Speaking on 'The EU, Finance and the City' to more than 700 people for the final keynote of the UK's biggest Financial Planning event, the two day PFS Festival of Financial Planning, Sir Vince said that the first impact of Brexit had already been seen with currency devaluation and the exchange rate was likely to be first hit if negotiations went badly in future.
Sir Vince said that he believed there was a 30% chance of no Brexit deal, a 50% chance of some deal which could cost £53bn and a 20% chance of a second referendum or 'public vote.' A vote by delegates at the end of the session showed approximately a 60/40 split in favour of a second referndum.
Sir Vince said that whatever scenario occurred, Financial Planners needed to brace themselves for turbulent times over the next 18 months and there was a high probability of political instability although he believed the Conservatives would try very hard to avoid another election.
He said: "18 months before it is going to happen we've already seen the impact on the currency. The first big strain is on the exchange rate. The second is that companies are stalling on investment and this is in turn affecting productivity and dragging down wages. The third impact is on net migration. This is having a significant effect on agriculture, high tech sectors and others and even my local hospital is seeing East European nurses going back.
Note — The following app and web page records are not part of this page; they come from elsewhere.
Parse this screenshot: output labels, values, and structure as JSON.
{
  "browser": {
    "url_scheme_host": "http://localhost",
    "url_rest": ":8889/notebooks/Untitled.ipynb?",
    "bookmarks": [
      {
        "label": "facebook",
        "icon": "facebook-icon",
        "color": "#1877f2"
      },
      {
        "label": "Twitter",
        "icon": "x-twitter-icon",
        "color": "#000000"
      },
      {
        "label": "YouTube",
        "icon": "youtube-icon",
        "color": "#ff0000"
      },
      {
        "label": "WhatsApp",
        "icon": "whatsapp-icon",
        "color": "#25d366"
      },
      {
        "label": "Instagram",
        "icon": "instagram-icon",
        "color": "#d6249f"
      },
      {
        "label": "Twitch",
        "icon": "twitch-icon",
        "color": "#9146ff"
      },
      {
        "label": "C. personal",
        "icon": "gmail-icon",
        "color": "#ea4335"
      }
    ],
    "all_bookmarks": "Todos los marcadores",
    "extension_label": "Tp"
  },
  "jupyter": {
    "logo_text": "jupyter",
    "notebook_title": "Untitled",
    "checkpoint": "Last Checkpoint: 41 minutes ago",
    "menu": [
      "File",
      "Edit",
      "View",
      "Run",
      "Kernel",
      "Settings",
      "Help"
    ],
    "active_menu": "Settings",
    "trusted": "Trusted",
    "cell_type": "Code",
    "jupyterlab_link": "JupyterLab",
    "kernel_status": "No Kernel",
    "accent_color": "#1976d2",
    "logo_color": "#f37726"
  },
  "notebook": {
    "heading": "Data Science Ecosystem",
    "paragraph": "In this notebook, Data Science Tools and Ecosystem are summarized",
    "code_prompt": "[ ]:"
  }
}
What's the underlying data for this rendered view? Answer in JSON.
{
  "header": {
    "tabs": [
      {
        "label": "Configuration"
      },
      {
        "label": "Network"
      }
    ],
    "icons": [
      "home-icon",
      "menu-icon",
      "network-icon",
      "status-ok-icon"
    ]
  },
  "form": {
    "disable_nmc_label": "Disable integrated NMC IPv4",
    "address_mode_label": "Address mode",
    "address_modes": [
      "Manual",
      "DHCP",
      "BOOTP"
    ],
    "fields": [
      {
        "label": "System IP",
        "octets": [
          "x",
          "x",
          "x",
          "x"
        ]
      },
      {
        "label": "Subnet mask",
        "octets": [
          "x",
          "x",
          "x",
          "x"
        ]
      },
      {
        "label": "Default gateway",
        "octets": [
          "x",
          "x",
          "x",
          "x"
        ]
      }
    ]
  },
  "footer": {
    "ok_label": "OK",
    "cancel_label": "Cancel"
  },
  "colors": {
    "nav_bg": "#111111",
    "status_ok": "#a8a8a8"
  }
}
"There is the potential for serious disruption. I have met some of the key European people and they don't want disruption but they have one underlying principle which is that Britain should not be better off leaving the club than staying in it. It's going to be an expensive divorce."
Sir Vince said the political impact should not be underestimated too. Politicians were focusing on Brexit which made getting any other legislation through Parliament difficult and this could impact on financial services.
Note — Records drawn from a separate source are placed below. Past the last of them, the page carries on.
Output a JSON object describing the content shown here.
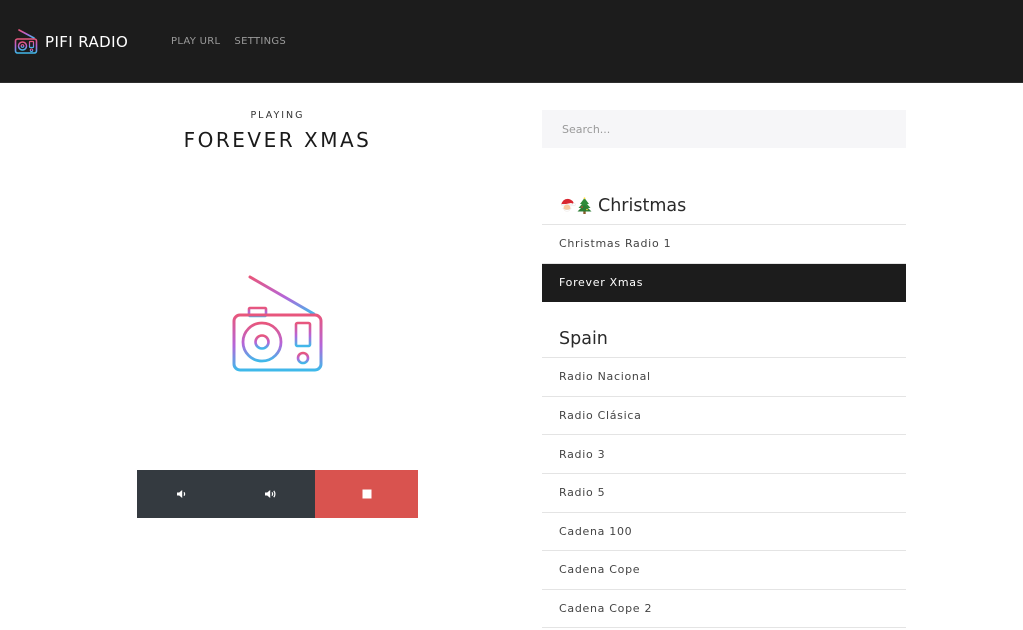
{
  "app": {
    "brand": "PIFI RADIO",
    "nav": [
      {
        "label": "PLAY URL"
      },
      {
        "label": "SETTINGS"
      }
    ]
  },
  "player": {
    "status_label": "PLAYING",
    "station_name": "FOREVER XMAS",
    "art_icon": "radio-icon",
    "controls": {
      "volume_down_icon": "volume-down-icon",
      "volume_up_icon": "volume-up-icon",
      "stop_icon": "stop-icon"
    }
  },
  "search": {
    "placeholder": "Search..."
  },
  "groups": [
    {
      "title": "Christmas",
      "emoji": [
        "santa-emoji",
        "christmas-tree-emoji"
      ],
      "stations": [
        {
          "name": "Christmas Radio 1",
          "active": false
        },
        {
          "name": "Forever Xmas",
          "active": true
        }
      ]
    },
    {
      "title": "Spain",
      "stations": [
        {
          "name": "Radio Nacional",
          "active": false
        },
        {
          "name": "Radio Clásica",
          "active": false
        },
        {
          "name": "Radio 3",
          "active": false
        },
        {
          "name": "Radio 5",
          "active": false
        },
        {
          "name": "Cadena 100",
          "active": false
        },
        {
          "name": "Cadena Cope",
          "active": false
        },
        {
          "name": "Cadena Cope 2",
          "active": false
        }
      ]
    }
  ],
  "colors": {
    "navbar": "#1c1c1c",
    "control_dark": "#343a40",
    "stop": "#d9534f",
    "active_item": "#1c1c1c",
    "gradient_start": "#e8567c",
    "gradient_mid": "#b565d9",
    "gradient_end": "#3fb9ea"
  }
}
He said: "It is very difficult to get senior ministers to focus on any other issue. The whole thing is very volatile. There is a very short term time perspective and legislation is going to prove very difficult to get through.
"We're all waiting for the Great Repeal Bill. The consequence is that big, long term issues such as pensions reform, long term personal care, funding of the universities, all these things require long term cross party planning and these things are not happening."
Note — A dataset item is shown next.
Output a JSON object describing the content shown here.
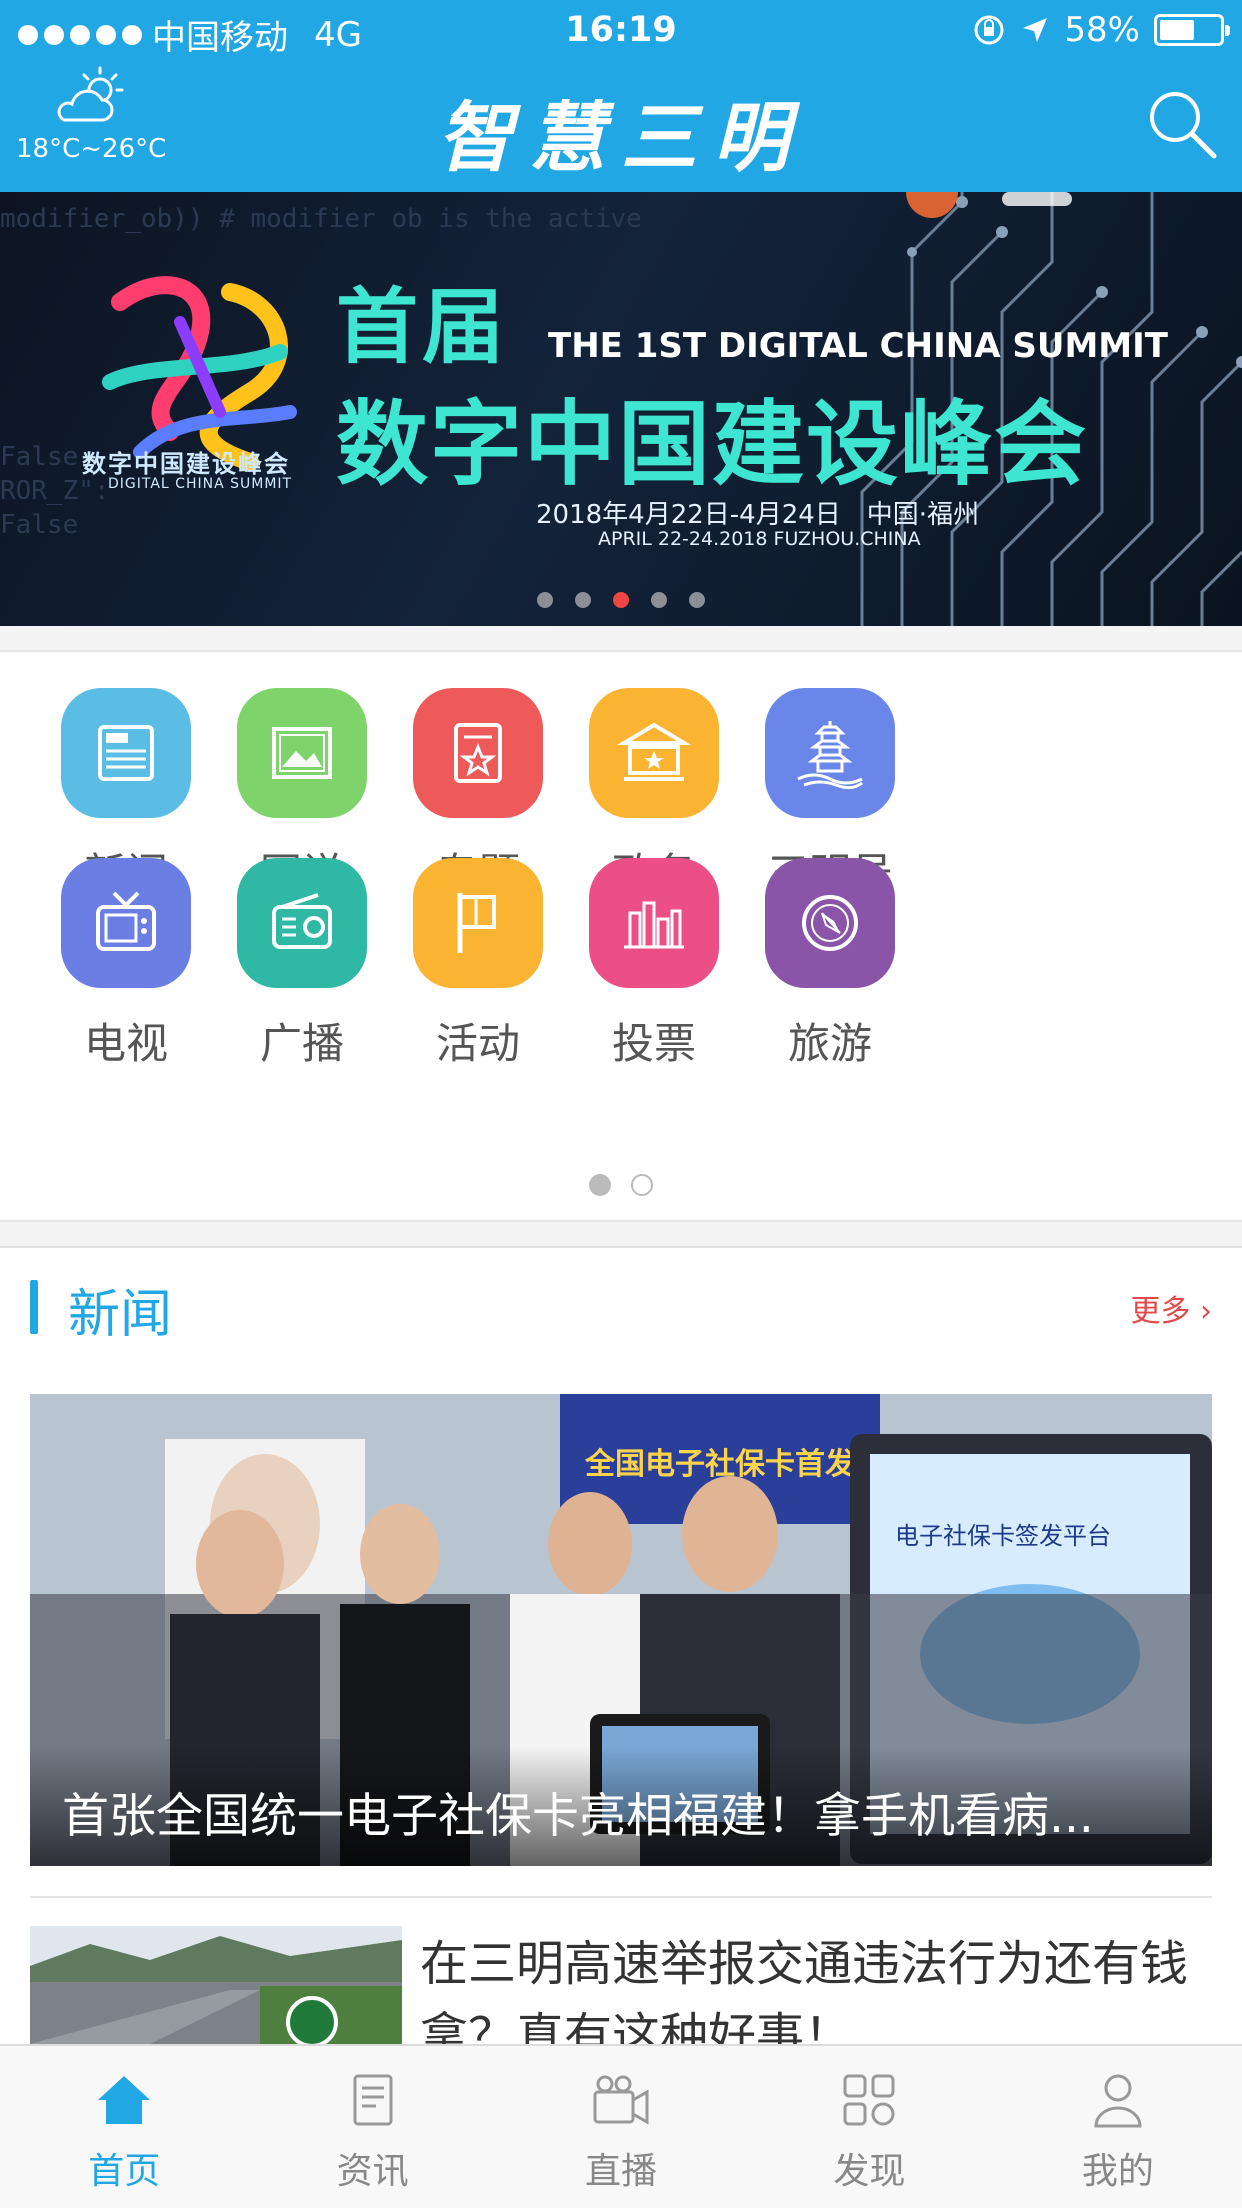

He warned planners to be wary of 'black swans' as asset prices had been pumped up by QE and a correction and even a recession was not out of the question although he added he was not predicting a recession.
Nearly 3,300 people in total attended the event which ended today, with 2,545 attending on the first day. Most delegates were Financial Planners, Paraplanners, Wealth Managers and IFAs. There were visiting delegates from several countries including more than 100 from Greece. More than 70 sessions and seminars were planned and nearly 100 exhibitors were taking part.
The free-to-attend festival, believed to be the biggest Financial Planning event ever to take place in the UK, was held at the NEC near Birmingham.
There is more information about the event here: www.pfsfestival.org